The following article contains major spoilers for Solo: A Star Wars Story, in theaters now.
Solo: A Star Wars Story did not have an easy flight into theaters.
The film came under intense scrutiny from the moment its existence was confirmed. That’s not a huge surprise, considering how near and dear Han Solo is to Star Wars fans. A testament to his popularity, the character’s legacy extended far beyond that of the mainline film franchise well before Solo was announced. Comics recounted his boisterous run-ins with the Empire’s worst while the Expanded Universe (now Star Wars Legends) made a habit of incorporating the rogue with a heart of gold into every other storyline. But when word came down that a full, Han Solo-focused movie was in the works, fans became understandably suspicious. Thankfully, time has proven those suspicions to be unwarranted.
The trouble began back in April of 2017, when the annual Star Wars Celebration was in full swing. The convention brought news of Star Wars: The Last Jedi, toys and games, but not a peep about Solo, the second most immediate Star Wars film at the time. Hopes were high. Phil Lord and Christopher Miller were signed on to the film to direct and had been connected to the project since 2015. After their shared success with The LEGO Movie, fans thought the duo might be able to get Han Solo right. Of course, that was never meant to be.

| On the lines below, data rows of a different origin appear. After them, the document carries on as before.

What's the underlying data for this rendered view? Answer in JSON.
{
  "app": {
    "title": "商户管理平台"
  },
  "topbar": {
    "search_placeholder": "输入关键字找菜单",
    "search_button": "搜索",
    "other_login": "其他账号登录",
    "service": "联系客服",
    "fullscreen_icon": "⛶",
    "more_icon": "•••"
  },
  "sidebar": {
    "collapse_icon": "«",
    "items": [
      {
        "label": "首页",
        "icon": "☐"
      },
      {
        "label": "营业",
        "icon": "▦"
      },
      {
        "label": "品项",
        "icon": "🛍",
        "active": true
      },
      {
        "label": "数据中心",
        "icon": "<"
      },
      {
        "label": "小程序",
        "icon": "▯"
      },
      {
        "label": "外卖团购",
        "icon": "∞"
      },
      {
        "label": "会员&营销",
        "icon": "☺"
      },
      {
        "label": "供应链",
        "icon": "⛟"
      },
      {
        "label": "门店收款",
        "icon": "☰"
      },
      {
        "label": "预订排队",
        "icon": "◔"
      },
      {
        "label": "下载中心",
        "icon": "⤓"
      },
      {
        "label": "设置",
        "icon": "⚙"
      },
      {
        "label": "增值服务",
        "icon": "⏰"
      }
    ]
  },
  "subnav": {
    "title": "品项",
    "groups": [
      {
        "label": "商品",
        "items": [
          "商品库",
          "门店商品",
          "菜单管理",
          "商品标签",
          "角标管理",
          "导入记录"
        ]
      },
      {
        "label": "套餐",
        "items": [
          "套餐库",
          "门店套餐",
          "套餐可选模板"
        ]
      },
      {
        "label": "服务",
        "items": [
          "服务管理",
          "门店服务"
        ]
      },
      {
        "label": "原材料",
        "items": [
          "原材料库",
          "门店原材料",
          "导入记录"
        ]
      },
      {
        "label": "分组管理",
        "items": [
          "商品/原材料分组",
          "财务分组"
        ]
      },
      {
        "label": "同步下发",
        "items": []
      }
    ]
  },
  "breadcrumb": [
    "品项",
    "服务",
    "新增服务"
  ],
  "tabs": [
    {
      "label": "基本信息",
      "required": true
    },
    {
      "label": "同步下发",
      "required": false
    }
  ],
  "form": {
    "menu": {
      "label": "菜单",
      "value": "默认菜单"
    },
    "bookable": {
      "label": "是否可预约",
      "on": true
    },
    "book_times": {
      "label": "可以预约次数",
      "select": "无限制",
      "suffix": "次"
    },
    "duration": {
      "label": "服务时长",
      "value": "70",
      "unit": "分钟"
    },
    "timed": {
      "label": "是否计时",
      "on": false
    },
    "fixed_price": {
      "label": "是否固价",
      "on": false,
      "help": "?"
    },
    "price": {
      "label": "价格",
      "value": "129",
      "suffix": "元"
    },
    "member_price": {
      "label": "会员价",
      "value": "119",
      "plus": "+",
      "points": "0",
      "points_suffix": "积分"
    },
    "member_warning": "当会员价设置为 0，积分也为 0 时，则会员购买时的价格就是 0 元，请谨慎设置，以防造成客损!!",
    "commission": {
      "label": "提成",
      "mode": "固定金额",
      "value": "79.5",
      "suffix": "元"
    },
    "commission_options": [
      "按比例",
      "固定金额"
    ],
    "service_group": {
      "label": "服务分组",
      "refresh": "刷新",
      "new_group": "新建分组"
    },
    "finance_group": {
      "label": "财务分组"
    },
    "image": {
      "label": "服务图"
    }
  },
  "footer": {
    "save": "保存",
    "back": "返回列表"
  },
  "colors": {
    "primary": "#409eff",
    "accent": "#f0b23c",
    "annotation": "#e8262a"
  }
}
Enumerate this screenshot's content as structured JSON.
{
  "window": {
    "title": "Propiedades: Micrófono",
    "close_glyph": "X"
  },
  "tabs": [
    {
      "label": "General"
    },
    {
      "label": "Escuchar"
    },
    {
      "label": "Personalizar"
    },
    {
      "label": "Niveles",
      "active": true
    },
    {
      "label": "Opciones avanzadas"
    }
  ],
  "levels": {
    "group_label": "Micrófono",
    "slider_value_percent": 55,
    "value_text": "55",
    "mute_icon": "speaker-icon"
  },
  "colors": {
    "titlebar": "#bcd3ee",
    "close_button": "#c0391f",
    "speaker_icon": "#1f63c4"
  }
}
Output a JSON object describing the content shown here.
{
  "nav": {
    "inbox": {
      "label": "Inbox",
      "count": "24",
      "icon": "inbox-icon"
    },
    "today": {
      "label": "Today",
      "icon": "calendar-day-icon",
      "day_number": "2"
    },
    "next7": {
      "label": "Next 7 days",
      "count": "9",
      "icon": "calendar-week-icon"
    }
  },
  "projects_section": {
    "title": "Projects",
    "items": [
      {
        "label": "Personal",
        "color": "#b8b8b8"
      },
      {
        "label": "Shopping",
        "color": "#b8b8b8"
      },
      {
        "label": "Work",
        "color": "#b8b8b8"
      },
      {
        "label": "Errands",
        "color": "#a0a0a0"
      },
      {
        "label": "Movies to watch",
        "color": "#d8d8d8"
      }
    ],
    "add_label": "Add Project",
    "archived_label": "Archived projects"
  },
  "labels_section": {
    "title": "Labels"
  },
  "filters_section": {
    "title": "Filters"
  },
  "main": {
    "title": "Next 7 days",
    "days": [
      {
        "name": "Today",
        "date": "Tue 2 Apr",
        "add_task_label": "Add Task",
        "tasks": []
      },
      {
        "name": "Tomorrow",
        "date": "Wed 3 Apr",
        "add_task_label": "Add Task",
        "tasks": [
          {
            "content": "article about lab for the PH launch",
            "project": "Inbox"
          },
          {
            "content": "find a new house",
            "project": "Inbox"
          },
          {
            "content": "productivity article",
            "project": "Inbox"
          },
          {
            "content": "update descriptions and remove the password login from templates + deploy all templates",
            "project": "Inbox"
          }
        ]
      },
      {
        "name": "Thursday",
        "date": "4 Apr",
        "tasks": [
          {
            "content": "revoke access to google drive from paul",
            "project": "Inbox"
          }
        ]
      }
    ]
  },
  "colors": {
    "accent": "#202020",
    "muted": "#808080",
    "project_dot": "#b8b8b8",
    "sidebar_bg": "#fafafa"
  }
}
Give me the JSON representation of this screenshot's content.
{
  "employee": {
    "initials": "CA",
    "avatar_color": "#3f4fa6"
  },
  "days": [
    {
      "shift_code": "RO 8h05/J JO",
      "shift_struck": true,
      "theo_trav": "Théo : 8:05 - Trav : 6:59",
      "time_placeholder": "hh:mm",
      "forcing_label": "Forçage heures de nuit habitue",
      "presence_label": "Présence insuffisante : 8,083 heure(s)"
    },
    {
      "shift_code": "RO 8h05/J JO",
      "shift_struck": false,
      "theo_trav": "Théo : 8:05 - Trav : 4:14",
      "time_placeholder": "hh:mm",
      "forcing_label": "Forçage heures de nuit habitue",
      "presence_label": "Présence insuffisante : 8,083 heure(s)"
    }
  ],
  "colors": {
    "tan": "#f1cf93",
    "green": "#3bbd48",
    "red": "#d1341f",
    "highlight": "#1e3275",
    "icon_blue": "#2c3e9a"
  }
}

Lord and Miller were fired by Disney two months after Solo proved to be a no show at Star Wars Celebration. Panic set in, not because Star Wars films have never been beset by behind-the-scenes drama (Rogue One was directed by Gareth Edwards, but filmmaker Tony Gilroy was brought in at the eleventh hour to helm extensive rewrites and reshoots on the film), but because whoever would be jumping into the director’s chair would have less than a year to craft a satisfying film from the ground up. The director of choice ended up being Ron Howard, whose filmography is incredibly solid, but doesn’t exactly scream “Star Wars.”